Three work tables, including a front-andcenter, marble-topped table, made of the same distinctive pale gray, striated marble used throughout Canopy, offer a clear view of pastry works-in-progress.
“When it comes to plating and decoration— the colorful work—staff members are at the work tables facing the restaurant,” Silva says. “We’re on stage all the time, and we love it.”
The pot-washing area is located off to the side, along the passageway leading to the coffee shop. Keeping the kitchen clean despite the constant activity is accomplished by assigning one team member to take charge of washing and resupplying bowls, plates, etc., as needed. Walk-in coolers and dry storage—the 320 square feet of space filled to the brim with loaded carts and shelves—are positioned behind the back wall of the pot-washing station.
While the pastry kitchen offers anywhere from 30 to 40 items daily, there are a few proven winners that repeat guests rely on. “Our number one spot is tied between the crème brûlée and gelato, followed by cheesecake lollipops, tiramisu, and chocolate desserts,” Silva says.
“The servings are small—cookies are about two inches, and most preplated items can be eaten in two to three bites. We want people to enjoy many different desserts,” Silva says.
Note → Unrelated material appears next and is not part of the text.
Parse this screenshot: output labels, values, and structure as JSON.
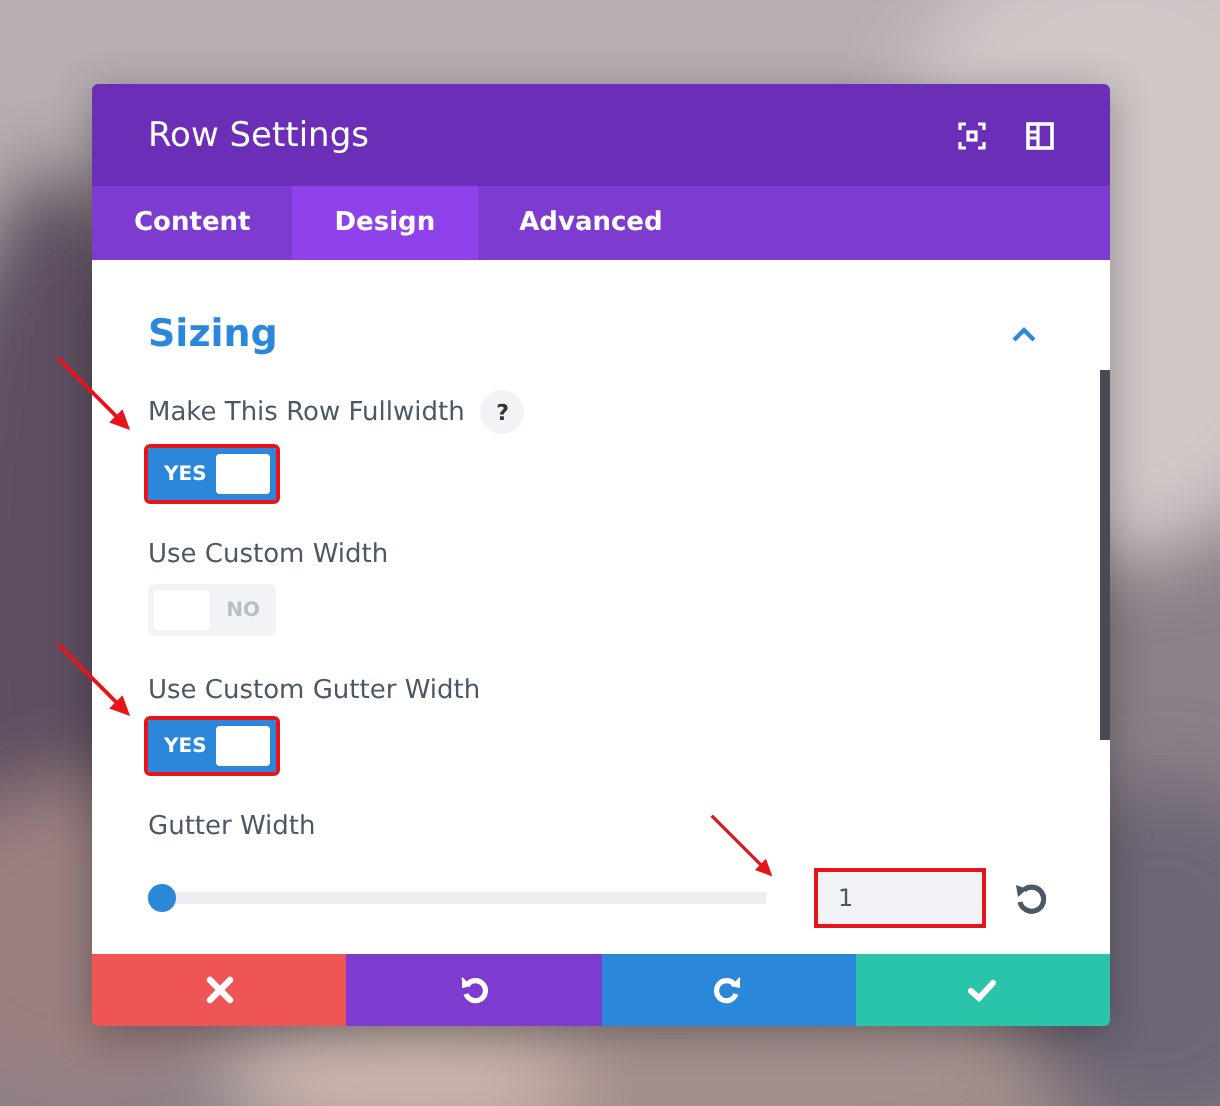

Customers usually sample about five desserts per person, which tallies up to around 5,000 portions daily.
Tight kitchen space plus high quality standards “force us to be tight on production levels,” McIlroy says. “We’re limited on storage and refrigeration, so we’re placing food orders daily with our purveyors.”
Managing pastry and buffet production gets a considerable boost from three interconnected software programs: one that tracks production, one for purchasing, and another for tracking and analysis.
On busier days—Wednesdays through Saturdays—staffing includes up to two team members working the serving line to scoop gelato and plate desserts, plus eight to 10 team members doing production work in the pastry kitchen. On slower days, kitchen workers will cover both positions.
A typical day in the Rivers pastry kitchen starts at 4 a.m. with the arrival of the baker, who makes pastries, Danish, croissants, and sticky buns for the buffet and the adjacent Coffee Spot. At 7 a.m., the rest of the team arrives for the first shift. Second shift begins at 4 p.m. and runs through 12:30 a.m. Deep cleaning takes place from approximately 1 a.m. to 7 a.m.
A Look Ahead
While footprint constraints limit Silva’s hopes for more and bigger ovens, the Rivers pastry kitchen will continue to add to its equipment roster. Currently slated for installation are a rotating chestnut roaster and a chocolate tempering machine.
For 2013, the team will be adding a cookie-cutting machine and, along the Canopy buffet line, a tabletop automated doughnut maker and a crêpe station.
Janice Cha has covered the foodservice industry for more than a decade, focusing on kitchen equipment for several years.